▸ What you have to do
Which lines below contain "content"? Copy every one of them.

▸ Material shown
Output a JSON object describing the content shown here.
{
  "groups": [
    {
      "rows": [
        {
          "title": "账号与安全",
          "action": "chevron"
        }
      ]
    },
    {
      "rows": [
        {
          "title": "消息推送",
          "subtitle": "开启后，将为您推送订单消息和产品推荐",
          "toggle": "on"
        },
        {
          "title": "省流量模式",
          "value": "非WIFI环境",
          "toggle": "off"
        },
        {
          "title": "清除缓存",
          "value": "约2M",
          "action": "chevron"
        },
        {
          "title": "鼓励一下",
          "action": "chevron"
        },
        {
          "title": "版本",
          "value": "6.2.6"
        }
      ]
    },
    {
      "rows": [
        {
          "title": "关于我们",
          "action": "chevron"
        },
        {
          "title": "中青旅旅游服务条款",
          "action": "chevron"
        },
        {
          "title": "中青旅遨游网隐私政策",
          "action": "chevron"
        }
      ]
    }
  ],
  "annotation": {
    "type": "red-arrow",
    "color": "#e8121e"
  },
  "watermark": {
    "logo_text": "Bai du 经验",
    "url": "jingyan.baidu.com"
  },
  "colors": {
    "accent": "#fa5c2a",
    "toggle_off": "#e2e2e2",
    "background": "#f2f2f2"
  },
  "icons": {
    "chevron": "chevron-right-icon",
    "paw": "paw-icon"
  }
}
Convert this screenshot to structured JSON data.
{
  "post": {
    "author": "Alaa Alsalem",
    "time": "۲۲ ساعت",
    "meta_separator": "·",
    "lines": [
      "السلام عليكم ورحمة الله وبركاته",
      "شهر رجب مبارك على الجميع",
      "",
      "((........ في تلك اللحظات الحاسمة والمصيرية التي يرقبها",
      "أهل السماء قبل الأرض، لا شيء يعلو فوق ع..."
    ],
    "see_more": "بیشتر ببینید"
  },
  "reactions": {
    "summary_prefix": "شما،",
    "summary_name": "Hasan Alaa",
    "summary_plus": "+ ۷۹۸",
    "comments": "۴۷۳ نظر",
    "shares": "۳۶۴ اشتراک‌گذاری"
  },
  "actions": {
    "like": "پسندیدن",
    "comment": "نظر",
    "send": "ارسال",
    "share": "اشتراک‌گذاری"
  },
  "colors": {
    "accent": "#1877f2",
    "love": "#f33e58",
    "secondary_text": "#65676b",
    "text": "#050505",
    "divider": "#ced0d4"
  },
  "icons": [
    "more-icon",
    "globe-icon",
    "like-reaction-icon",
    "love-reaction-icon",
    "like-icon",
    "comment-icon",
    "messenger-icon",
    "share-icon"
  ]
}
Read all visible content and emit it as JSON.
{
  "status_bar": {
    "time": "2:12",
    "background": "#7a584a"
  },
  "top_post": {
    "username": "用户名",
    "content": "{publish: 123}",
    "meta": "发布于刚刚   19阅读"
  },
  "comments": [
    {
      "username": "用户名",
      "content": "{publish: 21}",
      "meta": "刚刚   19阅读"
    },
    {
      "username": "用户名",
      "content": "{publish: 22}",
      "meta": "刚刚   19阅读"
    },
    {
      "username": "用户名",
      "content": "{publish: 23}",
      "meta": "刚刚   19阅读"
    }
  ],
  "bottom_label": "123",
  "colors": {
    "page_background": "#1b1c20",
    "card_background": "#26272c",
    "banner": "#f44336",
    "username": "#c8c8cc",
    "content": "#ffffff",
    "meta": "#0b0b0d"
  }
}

▸ Reply to the exercise
Output a JSON object describing the content shown here.
Read all visible content and emit it as JSON.
    "content": "{publish: 123}",
      "content": "{publish: 21}",
      "content": "{publish: 22}",
      "content": "{publish: 23}",
    "content": "#ffffff",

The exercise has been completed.